§ **Work item**:
What is the number of lines in the data holding the word "Date"? Give that number by itself.

§ **Source data**:
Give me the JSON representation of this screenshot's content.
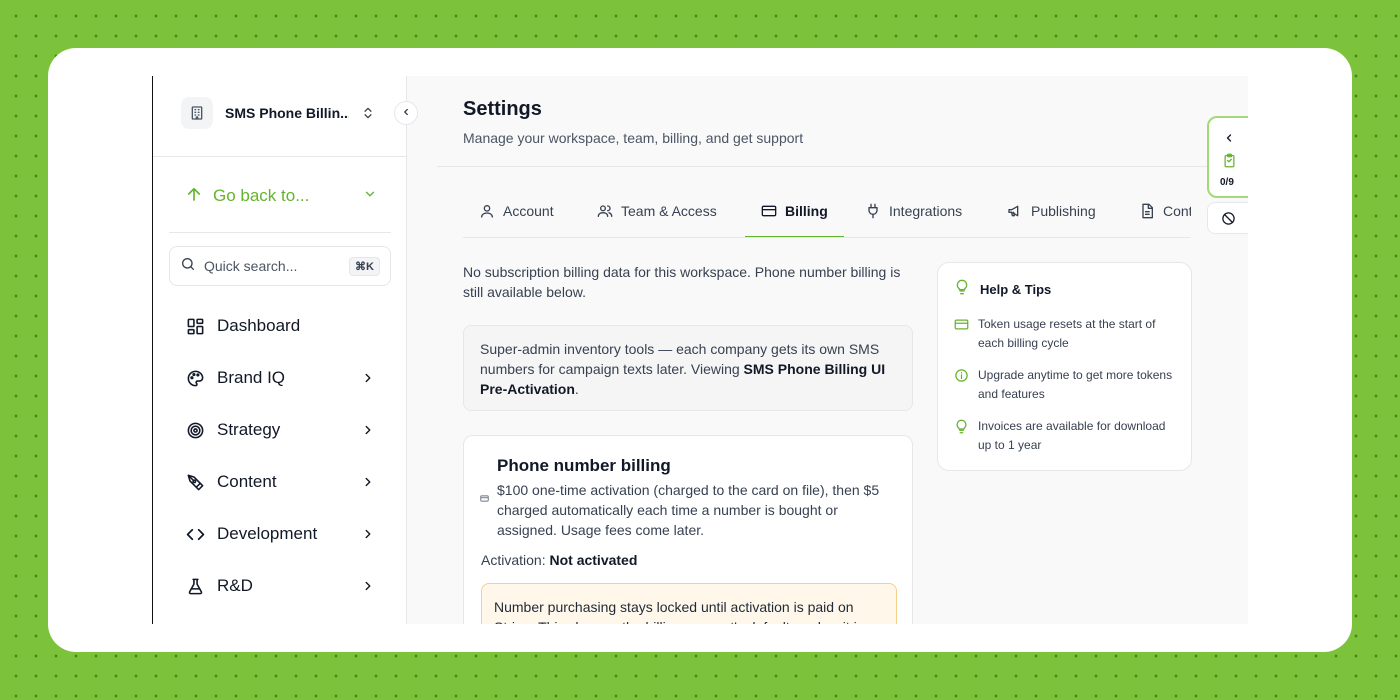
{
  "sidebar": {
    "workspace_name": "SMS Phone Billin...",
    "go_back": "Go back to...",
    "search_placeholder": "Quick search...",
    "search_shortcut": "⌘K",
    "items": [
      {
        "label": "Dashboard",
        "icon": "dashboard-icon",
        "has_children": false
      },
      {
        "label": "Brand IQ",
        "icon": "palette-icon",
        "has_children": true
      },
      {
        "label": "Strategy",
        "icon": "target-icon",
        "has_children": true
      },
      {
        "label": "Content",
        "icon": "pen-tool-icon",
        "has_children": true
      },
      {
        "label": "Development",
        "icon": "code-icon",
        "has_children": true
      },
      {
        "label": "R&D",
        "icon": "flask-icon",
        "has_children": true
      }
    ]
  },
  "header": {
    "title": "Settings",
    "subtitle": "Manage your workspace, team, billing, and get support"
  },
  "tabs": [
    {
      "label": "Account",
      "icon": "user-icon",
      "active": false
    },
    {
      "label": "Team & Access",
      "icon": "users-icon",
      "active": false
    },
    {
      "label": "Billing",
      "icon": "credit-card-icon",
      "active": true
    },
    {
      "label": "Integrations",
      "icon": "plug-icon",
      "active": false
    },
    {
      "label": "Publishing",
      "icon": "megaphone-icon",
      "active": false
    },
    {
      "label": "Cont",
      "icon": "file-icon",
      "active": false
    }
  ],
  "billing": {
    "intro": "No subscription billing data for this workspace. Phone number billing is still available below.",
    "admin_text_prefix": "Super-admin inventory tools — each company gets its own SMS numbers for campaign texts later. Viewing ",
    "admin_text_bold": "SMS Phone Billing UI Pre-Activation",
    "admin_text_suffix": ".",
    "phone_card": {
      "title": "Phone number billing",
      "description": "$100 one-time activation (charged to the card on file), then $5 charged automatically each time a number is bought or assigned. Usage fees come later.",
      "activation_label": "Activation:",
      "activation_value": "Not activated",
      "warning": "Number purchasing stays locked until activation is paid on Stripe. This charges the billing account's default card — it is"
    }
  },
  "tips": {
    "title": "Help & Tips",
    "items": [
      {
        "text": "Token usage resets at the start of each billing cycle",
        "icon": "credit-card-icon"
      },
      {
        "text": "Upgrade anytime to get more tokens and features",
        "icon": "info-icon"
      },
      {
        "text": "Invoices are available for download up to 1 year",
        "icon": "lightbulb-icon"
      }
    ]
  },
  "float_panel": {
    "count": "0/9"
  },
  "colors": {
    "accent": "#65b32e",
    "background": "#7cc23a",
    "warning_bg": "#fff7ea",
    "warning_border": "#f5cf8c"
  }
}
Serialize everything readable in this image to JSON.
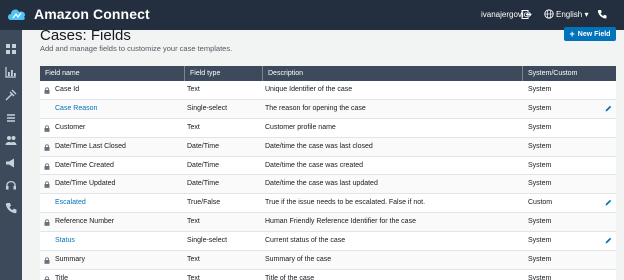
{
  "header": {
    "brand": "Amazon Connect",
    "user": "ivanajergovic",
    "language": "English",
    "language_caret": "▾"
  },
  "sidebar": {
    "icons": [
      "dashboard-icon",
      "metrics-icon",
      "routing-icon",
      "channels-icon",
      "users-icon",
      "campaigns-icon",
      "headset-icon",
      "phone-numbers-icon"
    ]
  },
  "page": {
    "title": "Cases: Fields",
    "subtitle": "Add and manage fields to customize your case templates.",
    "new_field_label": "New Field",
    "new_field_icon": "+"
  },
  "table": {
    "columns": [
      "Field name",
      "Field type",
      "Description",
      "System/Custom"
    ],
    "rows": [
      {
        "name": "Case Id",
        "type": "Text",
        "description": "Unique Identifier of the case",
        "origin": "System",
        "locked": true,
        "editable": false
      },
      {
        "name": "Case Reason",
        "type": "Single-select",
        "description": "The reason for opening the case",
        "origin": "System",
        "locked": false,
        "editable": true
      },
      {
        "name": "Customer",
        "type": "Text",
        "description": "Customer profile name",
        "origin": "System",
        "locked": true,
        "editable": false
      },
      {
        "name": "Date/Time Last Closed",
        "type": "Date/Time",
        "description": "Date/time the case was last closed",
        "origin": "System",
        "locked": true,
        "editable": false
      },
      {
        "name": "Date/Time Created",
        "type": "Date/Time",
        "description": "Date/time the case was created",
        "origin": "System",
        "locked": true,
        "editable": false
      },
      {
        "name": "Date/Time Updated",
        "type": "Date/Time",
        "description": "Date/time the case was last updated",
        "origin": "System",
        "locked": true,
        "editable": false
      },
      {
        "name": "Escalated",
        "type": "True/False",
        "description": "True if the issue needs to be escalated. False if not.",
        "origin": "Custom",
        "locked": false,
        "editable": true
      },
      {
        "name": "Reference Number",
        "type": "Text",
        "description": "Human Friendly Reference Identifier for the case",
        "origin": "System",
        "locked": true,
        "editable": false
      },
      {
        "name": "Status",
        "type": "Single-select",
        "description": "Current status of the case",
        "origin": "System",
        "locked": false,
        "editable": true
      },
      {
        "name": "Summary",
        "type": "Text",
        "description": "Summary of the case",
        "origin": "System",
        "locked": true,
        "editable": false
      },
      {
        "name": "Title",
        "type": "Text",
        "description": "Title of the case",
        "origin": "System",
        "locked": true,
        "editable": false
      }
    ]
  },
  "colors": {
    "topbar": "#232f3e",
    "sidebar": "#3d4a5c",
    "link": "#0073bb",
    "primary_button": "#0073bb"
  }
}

§ **Answer space**:
9